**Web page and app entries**
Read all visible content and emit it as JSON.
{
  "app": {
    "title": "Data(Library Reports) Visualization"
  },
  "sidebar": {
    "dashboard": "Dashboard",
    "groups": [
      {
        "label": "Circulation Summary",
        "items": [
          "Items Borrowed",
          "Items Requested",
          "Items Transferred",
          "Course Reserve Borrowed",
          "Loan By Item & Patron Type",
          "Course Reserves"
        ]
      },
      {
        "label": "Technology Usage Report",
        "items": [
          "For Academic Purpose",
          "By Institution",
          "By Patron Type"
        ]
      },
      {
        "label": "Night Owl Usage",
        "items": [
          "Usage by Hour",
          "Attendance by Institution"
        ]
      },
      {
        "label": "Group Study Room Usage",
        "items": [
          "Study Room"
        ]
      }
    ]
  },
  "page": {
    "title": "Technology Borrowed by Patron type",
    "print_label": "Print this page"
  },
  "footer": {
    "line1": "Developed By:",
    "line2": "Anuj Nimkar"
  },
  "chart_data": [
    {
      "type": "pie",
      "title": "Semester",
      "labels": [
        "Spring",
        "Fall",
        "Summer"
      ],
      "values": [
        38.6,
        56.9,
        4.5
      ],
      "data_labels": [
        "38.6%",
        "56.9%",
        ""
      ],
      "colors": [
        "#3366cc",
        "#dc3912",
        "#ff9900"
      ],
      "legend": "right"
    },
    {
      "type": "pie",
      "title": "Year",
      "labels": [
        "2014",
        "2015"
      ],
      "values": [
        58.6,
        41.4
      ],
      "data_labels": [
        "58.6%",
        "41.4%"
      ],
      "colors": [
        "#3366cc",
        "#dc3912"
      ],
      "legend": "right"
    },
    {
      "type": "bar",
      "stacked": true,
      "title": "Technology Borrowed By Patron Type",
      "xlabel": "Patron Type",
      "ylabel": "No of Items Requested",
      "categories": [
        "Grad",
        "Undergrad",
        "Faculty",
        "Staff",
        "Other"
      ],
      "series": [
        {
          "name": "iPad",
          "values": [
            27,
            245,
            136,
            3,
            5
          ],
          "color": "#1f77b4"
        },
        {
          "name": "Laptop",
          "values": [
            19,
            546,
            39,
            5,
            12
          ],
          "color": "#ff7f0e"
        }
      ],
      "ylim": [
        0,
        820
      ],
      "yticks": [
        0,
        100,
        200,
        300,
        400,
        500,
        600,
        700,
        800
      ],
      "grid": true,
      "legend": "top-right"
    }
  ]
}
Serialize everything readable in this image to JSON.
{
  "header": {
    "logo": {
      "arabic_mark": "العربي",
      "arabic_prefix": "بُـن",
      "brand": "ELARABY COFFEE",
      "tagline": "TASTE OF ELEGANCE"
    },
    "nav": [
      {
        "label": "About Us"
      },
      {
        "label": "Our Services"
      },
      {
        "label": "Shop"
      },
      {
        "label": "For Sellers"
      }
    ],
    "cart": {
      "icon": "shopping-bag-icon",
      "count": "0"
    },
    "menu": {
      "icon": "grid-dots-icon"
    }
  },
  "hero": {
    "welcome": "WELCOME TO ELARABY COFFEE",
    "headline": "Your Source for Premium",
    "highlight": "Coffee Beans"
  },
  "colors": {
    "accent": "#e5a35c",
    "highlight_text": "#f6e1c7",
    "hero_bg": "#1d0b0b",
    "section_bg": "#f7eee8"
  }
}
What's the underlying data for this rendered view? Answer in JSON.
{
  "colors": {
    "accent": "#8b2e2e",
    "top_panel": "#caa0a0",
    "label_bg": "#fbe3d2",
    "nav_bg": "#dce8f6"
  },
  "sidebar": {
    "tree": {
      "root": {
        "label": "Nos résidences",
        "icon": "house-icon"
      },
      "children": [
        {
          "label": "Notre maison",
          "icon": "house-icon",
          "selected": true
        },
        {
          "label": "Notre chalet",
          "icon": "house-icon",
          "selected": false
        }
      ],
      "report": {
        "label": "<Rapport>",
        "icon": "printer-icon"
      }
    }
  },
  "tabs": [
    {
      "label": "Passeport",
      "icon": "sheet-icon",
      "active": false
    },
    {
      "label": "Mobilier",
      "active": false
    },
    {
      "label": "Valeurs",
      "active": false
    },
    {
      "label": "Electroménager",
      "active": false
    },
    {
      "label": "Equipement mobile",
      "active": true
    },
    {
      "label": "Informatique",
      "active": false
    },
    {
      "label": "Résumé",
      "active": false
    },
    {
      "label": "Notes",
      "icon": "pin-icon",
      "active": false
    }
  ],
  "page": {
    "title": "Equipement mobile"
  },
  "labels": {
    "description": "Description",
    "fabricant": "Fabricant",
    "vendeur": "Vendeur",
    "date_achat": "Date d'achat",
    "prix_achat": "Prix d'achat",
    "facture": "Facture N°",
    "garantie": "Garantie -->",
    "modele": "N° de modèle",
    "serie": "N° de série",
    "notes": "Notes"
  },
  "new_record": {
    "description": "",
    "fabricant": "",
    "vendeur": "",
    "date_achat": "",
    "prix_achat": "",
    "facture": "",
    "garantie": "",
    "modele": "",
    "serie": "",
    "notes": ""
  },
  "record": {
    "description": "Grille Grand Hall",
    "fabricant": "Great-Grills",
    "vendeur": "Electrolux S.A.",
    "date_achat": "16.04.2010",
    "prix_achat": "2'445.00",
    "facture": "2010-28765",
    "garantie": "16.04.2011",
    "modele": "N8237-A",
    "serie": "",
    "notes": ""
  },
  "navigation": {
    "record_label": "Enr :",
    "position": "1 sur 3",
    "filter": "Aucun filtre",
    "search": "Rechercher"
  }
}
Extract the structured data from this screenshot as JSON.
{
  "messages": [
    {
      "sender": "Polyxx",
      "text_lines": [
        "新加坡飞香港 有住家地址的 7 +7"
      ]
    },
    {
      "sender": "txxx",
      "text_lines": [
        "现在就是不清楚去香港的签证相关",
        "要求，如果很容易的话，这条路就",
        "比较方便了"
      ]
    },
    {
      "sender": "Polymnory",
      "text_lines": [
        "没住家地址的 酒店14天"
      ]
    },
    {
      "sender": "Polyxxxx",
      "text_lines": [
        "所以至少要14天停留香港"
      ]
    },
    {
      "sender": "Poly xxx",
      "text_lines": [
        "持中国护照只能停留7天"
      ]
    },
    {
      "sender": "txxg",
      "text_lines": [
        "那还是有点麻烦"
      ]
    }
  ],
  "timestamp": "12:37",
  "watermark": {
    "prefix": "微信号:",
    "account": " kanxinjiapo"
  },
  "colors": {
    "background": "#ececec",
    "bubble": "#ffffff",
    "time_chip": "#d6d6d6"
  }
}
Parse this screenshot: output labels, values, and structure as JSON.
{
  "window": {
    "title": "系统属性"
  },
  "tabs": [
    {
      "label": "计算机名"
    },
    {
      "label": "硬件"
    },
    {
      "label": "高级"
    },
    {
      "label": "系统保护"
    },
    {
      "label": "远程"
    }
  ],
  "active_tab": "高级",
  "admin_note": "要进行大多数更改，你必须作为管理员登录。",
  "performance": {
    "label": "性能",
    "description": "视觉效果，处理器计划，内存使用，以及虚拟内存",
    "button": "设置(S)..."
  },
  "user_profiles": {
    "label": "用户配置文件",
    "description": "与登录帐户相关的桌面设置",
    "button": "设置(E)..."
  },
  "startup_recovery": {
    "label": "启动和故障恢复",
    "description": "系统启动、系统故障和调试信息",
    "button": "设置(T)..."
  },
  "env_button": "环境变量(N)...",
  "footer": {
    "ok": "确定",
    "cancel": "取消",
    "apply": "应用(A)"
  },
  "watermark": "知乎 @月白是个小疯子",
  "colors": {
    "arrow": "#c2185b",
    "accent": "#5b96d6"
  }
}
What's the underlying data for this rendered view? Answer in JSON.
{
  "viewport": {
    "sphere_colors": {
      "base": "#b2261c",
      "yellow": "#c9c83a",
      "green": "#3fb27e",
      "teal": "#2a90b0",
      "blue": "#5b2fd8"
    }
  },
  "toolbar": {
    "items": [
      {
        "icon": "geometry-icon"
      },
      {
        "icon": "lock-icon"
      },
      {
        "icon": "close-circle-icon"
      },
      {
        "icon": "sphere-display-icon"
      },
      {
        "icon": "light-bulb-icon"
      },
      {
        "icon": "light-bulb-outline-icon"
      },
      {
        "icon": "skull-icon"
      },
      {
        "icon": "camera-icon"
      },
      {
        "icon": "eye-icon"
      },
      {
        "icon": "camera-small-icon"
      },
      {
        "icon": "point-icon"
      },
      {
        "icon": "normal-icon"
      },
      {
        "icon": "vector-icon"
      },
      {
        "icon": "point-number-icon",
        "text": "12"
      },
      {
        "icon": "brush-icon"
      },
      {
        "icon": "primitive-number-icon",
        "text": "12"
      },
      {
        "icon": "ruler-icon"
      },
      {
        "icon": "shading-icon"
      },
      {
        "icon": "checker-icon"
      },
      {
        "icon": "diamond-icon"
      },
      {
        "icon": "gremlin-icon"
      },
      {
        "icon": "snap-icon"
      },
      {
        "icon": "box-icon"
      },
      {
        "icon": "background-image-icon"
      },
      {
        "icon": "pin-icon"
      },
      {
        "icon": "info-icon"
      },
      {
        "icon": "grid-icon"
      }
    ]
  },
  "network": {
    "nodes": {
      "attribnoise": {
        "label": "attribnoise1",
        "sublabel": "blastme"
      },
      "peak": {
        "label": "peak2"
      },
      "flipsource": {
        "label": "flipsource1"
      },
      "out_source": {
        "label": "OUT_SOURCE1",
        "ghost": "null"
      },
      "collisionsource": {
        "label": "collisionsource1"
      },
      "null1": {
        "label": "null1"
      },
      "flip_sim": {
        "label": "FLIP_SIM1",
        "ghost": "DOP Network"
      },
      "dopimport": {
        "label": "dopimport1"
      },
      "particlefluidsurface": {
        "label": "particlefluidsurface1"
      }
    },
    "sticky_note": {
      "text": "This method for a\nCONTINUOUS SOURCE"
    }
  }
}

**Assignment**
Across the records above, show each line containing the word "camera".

**Your solution**
        "icon": "camera-icon"
        "icon": "camera-small-icon"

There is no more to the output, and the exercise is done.